Part 3 of this tale is that while I was trying to unravel this "Rock Your Baby"/"You Can Have It All" situation, I found myself really, truly enjoying this record. Disco was just becoming a thing, and this (as you can read in that Stereogum article) was technically the first ever #1 song to be recorded specifically for disco clubs. But it doesn't have that gold-foiled, coked-out jumpsuit vibe that later disco would piledrive into the floor, it has some gentle soul to it. The whole album is a completely enjoyable listen, and I've been putting it on a lot this week. I'm not going to try to push some nonsense "George McCrae was a secret genius" line, because that's not the case—although "You Can Have It All" and "I Get Lifted" (later sampled on "Gin And Juice" and 100 other 90s hip hop tracks) are damn fine pieces of record-making. But this album is just a total pleasant surprise for me, and I'm going to keep coming back to it for a while.

08.17.2019 - by Steve
OlmstedBrooklyn
Dry rubbed scallops with blueberry, watermelon sushi, other stuff

I've got to tell you about these scallops. Shit, man. Seriously. Probably—no, easily—the best thing I've eaten in New York. In fact it's probably the best thing I've eaten anywhere in the last couple years.

So the restaurant is Olmsted, up nearby-ish in the Prospect Heights neighborhood of Brooklyn, and while it's been around for 2 or 3 years now, it kept showing up on every Best Restaurant list I read. It's won James Beard stuff, Michelin stuff (okay, they don't have a star, but they're on the recommended list!). It's basically just become the restaurant in Brooklyn. And since it was Erin's birthday, and we've barely even touched the surface of the surface of this city's 'good' restaurants, this was a perfect opportunity.

Okay, okay, I'm going to scrap the rest of the intro because I seriously have to tell you about these fucking scallops

You know that magical moment in The Wizard of Oz, where Dorothy opens the door of her house after the tornado and suddenly the world is in full color? Or that part halfway through Elliott Smith's "Sweet Adeline" where he's playing a nice acoustic Elliott Smith song and then suddenly every instrument in the world comes in an you're soaring in the sky and everything is beautiful? More specifically, you know that stupid moment in commercials or cooking shows where someone takes a bite of some food and suddenly their eyes snap open and their head rears back and they can't contain themselves and how wonderfully delicious that bite of food was, even though it's always contrived nonsense because nobody ever does that? These scallops made me do that.

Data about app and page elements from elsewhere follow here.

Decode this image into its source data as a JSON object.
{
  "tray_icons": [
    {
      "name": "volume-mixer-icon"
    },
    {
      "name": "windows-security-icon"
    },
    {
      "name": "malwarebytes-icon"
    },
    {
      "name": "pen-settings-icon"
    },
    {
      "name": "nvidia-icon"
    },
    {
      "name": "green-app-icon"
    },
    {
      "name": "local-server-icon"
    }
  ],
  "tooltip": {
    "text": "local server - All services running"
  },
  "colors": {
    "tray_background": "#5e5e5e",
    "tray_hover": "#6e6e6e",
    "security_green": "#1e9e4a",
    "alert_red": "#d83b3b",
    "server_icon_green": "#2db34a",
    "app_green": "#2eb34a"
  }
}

I don't remember how the menu describes them exactly, but basically what we're talking about is your standard scallops, but dry rubbed and grilled, served with some combination of a blueberry (smoked blueberry?) reduction, some sweet corn, chanterelle mushrooms, and another cream-based pan sauce of some sort. Oh and they're served as a kabob atop a husk of a leek or something. But what happened is, we ordered a bunch of small plates, it was all very good, and then the scallops show up. They look good, the sauces look a little dull or dark maybe, but whatever. So I take one off the kabob, run it through a little bit of the sauce, get a mushroom and a corn kernel on there, and I, you know, take a bite. The first thing I get is the blueberry. It's very sweet, very blueberry-y, I'm prepared to say "weird" and move on. But then, a fraction of a second later, Dorothy opens that sepia door and everything is technicolor and the world is a beautiful place. And I honest to god nearly dropped my fork, eyes snapped open, mouth agape in a stupid smile, and all I could do was laugh.

It's so good you guys!

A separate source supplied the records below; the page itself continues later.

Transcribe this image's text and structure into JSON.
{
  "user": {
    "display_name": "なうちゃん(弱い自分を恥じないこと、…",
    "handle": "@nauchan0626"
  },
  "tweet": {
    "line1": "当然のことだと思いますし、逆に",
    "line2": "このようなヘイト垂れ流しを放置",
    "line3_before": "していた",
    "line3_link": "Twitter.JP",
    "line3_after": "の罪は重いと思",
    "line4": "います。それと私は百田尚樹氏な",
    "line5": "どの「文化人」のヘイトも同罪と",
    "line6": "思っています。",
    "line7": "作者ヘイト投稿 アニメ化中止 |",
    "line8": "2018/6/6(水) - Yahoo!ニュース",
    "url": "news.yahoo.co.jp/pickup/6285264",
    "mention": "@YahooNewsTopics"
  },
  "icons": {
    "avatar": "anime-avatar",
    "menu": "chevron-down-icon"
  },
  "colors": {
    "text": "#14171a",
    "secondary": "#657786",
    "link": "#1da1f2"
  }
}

You get it. I won't go on. Anyway, the rest of everything we had was very very good as well. You're probably wondering about the watermelon sushi, which was exactly what it sounds like but probably my least fave of all our plates. It's a hit with the public at large though.

Oh and I just read the chef here used to be Jerry Seinfeld's personal chef. Nice work if you can get it.